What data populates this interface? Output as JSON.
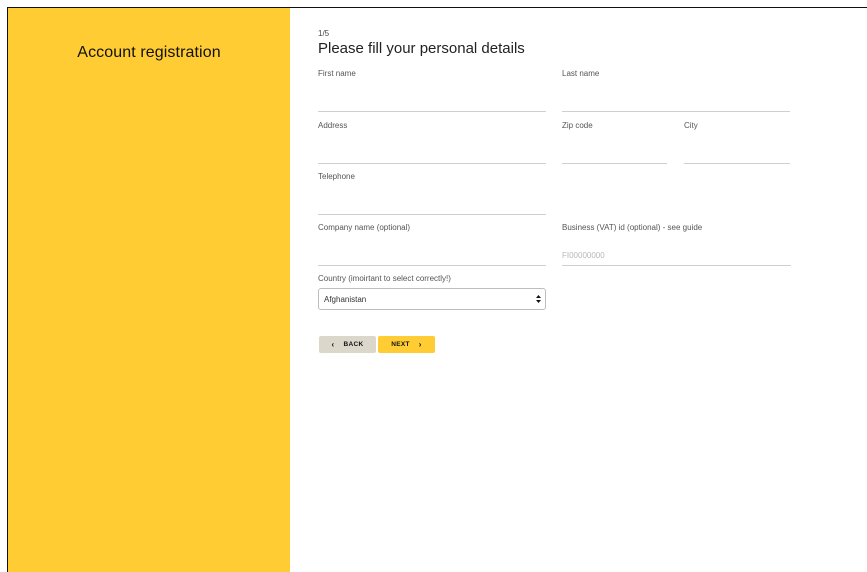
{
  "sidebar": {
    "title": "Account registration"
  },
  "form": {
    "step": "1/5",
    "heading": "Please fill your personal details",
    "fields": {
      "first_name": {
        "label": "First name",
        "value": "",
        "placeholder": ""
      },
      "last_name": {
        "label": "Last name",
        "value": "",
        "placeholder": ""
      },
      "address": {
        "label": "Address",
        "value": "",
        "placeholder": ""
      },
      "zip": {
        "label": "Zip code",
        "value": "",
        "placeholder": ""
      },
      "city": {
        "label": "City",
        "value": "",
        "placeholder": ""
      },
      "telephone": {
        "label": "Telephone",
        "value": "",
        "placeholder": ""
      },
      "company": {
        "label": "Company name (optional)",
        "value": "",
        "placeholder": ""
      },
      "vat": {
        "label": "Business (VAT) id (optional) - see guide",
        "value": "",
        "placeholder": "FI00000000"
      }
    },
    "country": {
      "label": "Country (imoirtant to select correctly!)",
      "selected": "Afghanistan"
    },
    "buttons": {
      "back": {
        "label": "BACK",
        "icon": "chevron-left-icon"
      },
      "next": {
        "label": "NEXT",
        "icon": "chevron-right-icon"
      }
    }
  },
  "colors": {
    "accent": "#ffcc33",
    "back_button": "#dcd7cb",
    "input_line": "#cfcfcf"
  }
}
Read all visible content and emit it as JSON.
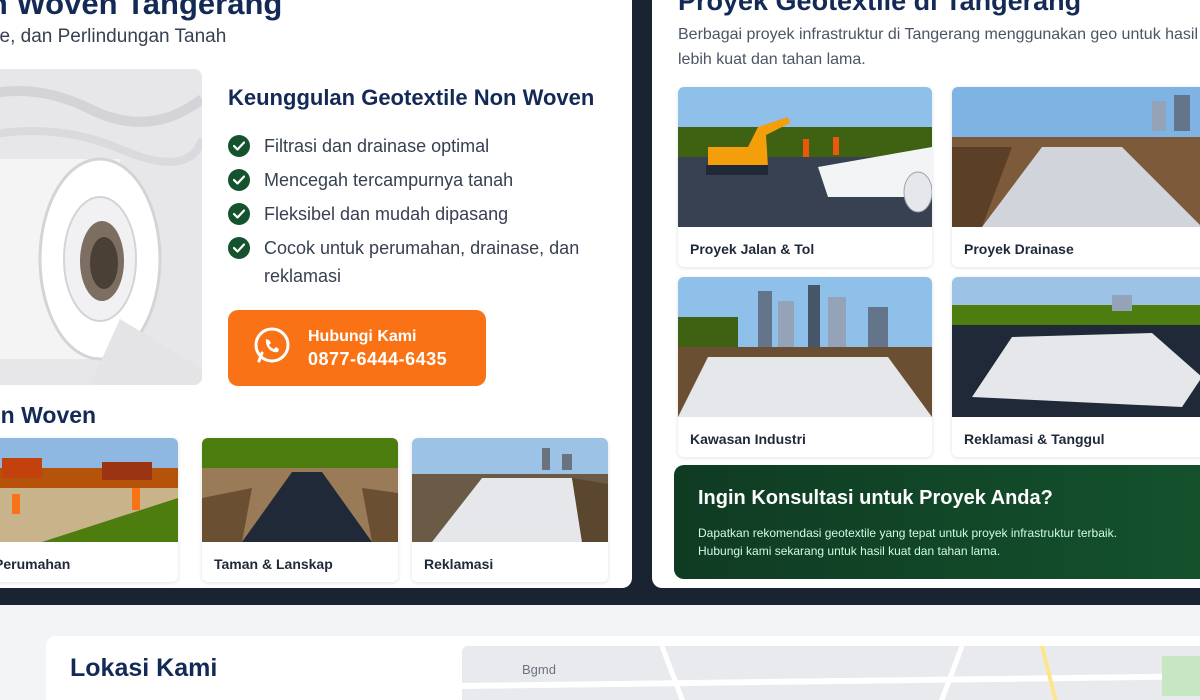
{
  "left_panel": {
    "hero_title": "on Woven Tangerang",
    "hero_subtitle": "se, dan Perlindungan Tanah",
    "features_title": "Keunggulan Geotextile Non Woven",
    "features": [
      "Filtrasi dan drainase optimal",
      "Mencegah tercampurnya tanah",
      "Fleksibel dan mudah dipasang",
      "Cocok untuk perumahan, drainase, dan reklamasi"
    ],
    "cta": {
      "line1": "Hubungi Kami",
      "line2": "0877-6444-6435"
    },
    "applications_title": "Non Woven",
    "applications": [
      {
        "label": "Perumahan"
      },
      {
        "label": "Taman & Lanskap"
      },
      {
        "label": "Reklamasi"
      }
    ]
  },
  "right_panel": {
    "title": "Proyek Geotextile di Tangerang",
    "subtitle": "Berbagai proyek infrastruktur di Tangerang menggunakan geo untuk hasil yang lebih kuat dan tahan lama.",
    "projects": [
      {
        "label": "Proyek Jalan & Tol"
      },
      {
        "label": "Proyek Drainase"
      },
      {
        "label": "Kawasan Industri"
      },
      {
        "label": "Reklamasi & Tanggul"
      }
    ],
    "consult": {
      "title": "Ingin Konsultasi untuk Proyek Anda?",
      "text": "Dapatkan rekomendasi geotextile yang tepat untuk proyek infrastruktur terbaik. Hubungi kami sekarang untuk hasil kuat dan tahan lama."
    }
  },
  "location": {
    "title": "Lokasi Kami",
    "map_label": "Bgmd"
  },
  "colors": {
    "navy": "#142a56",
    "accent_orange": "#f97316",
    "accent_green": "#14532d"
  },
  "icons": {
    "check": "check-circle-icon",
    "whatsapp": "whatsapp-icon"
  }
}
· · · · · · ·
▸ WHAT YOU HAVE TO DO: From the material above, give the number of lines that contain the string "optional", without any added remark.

▸ RESULT: 2